The DVD cases revolve around a number of individuals who have collectively reverse-engineered the CSS program and collaborated to create a new, open-source derivative called DeCSS. DeCSS and its derivatives enable consumers to play DVDs on Linux boxes, to avoid the MPAA’s region coding, and to fast forward through any part of their purchased DVD. Just about the only thing DeCSS does not do is facilitate piracy.

The reason DeCSS does not facilitate piracy is, admittedly, more practical than regulatory – there is no suggestion that the makers of DeCSS specifically tried to stop piracy. Yet, as it turns out, the sheer size of unencrypted DVD movies makes transfer over the internet ridiculous (300 hours for a single movie with a high speed modem), and storage in a tangible or virtual "library" not feasible (encrypted DVDs contain some 6 gigabytes of information). These practical reasons are also likely behind the fact that the few private producers of movie DVDs who have opted not to incorporate CSS into their DVDs, instead selling non-encrypted DVDs, have reported no increased piracy.

Today, businesses, and our society as a whole, depend on reverse-engineering and open discourse to continually innovate. We depend on peer-review, open interaction, and free discussion of ideas and technology to facilitate advancement and the building of better mousetraps. Our rights to reverse-engineer products and our rights to exchange ideas freely are intertwined to form one of our most economically fruitful civil rights.

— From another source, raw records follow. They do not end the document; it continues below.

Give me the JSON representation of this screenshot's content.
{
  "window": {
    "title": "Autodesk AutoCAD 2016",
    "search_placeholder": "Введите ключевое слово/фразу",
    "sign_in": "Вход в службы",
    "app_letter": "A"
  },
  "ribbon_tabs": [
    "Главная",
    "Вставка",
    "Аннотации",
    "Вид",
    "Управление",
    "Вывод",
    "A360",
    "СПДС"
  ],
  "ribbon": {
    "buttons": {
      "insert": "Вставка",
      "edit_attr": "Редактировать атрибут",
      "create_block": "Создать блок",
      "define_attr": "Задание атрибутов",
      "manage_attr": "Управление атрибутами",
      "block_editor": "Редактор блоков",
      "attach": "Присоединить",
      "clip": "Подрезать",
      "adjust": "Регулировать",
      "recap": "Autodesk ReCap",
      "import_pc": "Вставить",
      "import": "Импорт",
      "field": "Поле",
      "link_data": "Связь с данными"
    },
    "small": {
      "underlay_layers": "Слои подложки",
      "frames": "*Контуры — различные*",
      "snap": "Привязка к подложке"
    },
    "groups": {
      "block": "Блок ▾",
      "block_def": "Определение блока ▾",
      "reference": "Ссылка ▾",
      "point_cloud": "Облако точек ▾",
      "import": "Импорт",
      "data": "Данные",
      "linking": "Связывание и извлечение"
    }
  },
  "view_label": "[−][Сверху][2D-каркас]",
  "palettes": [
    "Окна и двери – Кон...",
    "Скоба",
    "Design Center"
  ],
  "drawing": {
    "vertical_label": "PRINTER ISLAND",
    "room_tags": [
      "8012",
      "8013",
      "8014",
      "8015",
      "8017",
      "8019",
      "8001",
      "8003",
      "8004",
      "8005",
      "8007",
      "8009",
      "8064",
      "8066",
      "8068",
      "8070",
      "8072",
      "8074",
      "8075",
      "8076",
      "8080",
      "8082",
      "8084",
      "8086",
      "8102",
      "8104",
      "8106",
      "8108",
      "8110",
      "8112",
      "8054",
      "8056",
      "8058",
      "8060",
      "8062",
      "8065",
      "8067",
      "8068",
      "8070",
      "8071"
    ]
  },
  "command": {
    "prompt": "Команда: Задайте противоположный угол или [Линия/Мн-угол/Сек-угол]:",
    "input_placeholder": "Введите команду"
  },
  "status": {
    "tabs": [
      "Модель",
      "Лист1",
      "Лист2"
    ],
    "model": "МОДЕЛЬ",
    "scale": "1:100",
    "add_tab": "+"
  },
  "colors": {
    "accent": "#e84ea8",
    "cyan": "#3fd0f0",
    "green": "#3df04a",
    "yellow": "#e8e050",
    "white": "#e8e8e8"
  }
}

It is disturbing to see one market participant attempt to thwart new innovation, curtailing advancement. In order to facilitate innovation, our society encourages the use of patents and copyrights (neither of which have been asserted here) to grant an innovator a limited monopoly over his or her new mousetrap. No law, however, grants a total monopoly, and no policy supports a total cessation of innovation, based solely upon market domination through a particular business plan. No market participant, no matter how powerful, should be permitted to exploit the law – using the courts to suppress creativity and discourse, snapping shut the clamping jaws of its mousetrap to stifle the continued innovation of others.